I have an Architecture Degree (with a minor in arts) from Univ. of Tx, Austin, and worked in Historical Preservation and Construction in the NYC area from 1987 to 2005. I became more involved in art photography in 2001, when the events of 9/11 made me prioritize what I really loved: personal photography projects and narratives. In 2010, I started working with Jeffrey Leder (Jeffrey Leder Gallery), to create open calls in all mediums. Aside from my own career as an art photographer, I’ve been involved in creating  curatorial activities, since 2016, with the LIC Arts Open, which were sometimes held at the Plaxall Gallery in LIC, Queens. When CultureLabLIC was created in 2018 at the Plaxall Gallery, I hopped on-board to create photo based exhibits and activities. We have curated nine photo-based exhibits since.

What do you think the role of art is in society?

The role of art in society is many. It teaches, it inspires debate and creativity. It also connects us to the past as well as nurtures our present.

What were some valuable moments or lessons you’ve learned in your life as curators?

I have evolved from being enthralled by technique to being enthralled by message. The message an artist imparts is important. The message can be delivered in a deliberate way, but it needs to be done effectively and without artifice. Finding that message captivates me in my work as a curator and as a photo artist.

Sam, at the Asheville Graveyard, NC, 2009
John, Seattle, 2021 


How did you get in touch with Mariette and what caught your eye about her work?

I’ve been working with Mariette in her studio for almost 3 years now. During this time, I’ve become intimately familiar with her work. I’ve felt for a while now that more people should be aware of her groundbreaking photographs. Her earlier work holds a historical importance by documenting underrepresented communities and changing attitudes towards transgender people by depicting them through a kind, careful, and dignified perspective. Her continuing efforts as both an artist and advocate demonstrates the persistent need for this kind of work.

What do you want the main message to be here?

The main message of these exhibitions reflects that of Mariette’s work—an exploration into living one’s truth unabashedly. LGBTQ+ people face many challenges, particularly in this current political climate that is in many ways taking steps backwards.
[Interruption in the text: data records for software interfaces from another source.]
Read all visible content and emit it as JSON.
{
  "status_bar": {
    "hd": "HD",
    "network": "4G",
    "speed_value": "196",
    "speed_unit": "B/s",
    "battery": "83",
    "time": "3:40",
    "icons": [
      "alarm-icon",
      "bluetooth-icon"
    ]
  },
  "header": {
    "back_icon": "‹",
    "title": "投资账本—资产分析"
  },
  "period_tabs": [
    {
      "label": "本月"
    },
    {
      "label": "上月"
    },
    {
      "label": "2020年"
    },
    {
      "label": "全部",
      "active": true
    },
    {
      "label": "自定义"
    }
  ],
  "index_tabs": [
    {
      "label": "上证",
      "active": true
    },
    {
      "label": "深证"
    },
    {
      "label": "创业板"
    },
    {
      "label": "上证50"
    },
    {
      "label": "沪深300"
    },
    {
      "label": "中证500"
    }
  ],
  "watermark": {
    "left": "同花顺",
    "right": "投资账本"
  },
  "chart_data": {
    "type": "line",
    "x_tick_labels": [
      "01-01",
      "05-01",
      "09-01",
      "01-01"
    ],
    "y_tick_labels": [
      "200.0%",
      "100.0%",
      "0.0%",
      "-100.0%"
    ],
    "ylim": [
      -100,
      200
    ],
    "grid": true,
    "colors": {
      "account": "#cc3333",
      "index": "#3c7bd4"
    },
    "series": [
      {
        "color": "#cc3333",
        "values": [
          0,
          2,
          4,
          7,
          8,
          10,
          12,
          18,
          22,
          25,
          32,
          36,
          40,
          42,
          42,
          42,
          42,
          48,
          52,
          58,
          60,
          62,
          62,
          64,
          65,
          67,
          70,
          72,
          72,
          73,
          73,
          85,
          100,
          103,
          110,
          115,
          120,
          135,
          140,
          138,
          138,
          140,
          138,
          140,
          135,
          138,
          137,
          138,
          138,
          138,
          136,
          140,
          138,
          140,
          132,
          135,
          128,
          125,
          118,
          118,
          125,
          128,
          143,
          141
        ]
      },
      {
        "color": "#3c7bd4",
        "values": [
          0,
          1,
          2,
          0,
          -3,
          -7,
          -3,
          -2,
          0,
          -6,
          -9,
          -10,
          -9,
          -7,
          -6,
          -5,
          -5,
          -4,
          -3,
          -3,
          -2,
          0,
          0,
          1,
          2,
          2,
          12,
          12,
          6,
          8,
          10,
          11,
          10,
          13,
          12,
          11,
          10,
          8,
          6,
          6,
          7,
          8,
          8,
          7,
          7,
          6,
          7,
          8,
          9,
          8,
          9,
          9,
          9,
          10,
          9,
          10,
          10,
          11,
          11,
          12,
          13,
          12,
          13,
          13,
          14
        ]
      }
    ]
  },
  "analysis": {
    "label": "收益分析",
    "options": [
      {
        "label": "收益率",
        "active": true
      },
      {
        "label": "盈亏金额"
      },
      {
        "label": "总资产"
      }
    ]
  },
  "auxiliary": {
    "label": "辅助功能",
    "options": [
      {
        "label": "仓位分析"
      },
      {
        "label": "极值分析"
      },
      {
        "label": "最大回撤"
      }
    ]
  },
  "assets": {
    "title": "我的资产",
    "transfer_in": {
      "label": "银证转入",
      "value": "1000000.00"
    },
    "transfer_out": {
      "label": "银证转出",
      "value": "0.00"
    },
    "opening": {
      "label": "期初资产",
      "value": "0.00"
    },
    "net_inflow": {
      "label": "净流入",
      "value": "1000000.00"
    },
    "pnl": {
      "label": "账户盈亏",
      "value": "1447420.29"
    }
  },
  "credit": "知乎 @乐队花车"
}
These exhibitions are a resistance against adversities, a deconstruction of the status quo, an investigation into relationships, and a celebration of pride. 

Carrie being made up for a house ball, Harlem, 1984 
Sunday morning during a drag ball, Harlem, 1984 

What’s your stories as art curators?

I’ve only been a curator a few times so far. I am mostly an artist myself, creating unusual, absurd, and often humorous photographic portraits of queer individuals. Over the last few years, I’ve found myself working on some curatorial projects here and there, such as jurying a few open calls and curating a few small exhibitions. 

What do you think the role of art is in society?

Art is a tool used to convey a message in a way that no other forms of language can accomplish. There is an innate response to art that transcends traditional methods of communication. What one does with this tool is up to the artist. 

What were some valuable moments or lessons you’ve learned in your life as curators?

I’ve learned that there are truly endless perspectives on the world. Even when curating a show with a specific theme or idea, there are countless different ways people interpret and express that idea.